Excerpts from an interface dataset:

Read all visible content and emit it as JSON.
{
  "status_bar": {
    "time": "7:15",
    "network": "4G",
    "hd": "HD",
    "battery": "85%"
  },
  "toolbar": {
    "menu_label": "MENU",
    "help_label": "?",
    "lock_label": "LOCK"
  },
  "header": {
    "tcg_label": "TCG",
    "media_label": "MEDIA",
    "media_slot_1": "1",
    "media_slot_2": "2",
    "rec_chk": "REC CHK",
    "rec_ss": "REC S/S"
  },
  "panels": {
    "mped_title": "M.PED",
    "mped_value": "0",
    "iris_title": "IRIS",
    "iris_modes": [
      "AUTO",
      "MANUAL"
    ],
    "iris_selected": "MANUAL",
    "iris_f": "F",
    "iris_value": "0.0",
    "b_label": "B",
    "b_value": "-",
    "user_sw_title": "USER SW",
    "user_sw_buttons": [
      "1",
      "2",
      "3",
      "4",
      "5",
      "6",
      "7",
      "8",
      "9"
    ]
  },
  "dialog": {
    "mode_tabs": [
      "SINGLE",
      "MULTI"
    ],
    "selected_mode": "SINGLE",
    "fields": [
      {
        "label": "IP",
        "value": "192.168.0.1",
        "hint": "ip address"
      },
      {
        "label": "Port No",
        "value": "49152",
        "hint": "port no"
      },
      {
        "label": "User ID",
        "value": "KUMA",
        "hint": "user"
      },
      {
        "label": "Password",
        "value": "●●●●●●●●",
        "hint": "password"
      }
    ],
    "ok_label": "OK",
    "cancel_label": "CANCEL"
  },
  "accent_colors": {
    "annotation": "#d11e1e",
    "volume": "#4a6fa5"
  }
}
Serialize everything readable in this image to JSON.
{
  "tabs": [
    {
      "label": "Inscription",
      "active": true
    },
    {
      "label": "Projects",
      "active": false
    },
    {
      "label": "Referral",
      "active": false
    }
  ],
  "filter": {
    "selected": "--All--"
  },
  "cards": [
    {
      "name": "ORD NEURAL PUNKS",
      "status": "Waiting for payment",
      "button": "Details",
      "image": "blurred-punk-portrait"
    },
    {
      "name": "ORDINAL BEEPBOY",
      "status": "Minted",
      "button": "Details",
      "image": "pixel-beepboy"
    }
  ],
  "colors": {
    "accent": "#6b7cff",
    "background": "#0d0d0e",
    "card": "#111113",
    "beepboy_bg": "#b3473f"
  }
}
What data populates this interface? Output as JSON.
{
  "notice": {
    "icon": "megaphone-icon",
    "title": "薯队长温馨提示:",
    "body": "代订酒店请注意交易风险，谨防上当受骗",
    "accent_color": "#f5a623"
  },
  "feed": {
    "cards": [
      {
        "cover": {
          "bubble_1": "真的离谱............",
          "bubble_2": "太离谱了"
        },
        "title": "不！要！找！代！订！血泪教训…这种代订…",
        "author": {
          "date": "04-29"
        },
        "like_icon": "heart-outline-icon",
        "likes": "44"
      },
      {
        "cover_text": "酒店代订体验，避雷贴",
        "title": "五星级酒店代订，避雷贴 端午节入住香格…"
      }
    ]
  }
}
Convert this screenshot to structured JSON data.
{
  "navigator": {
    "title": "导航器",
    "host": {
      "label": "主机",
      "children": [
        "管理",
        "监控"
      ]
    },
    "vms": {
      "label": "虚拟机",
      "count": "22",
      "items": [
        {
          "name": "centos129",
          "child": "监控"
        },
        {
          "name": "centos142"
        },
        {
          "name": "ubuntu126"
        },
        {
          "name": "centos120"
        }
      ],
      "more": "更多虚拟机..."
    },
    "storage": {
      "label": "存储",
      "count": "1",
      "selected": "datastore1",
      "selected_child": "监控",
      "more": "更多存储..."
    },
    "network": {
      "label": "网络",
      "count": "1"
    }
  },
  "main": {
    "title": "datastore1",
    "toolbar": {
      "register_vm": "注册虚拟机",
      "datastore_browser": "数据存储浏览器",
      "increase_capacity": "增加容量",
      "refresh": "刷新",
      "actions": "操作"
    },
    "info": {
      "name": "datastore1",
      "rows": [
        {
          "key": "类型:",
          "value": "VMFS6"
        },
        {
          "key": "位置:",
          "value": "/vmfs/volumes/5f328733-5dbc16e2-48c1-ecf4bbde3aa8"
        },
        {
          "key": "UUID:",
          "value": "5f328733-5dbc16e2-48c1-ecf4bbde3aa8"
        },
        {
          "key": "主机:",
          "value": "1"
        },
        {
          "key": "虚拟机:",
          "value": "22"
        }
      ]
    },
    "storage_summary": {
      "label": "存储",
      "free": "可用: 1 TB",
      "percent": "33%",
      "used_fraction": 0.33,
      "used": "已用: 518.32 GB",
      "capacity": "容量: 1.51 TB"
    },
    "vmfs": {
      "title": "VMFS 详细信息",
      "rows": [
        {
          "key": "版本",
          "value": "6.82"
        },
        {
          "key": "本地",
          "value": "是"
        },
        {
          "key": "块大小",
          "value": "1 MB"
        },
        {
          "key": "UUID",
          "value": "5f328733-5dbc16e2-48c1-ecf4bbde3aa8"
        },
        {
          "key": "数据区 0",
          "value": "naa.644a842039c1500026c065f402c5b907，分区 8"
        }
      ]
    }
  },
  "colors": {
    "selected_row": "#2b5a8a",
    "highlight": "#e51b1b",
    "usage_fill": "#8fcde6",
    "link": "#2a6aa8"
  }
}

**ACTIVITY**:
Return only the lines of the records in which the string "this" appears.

**WRITTEN REPLY**:
Serialize everything readable in this image to JSON.
What data populates this interface? Output as JSON.
Convert this screenshot to structured JSON data.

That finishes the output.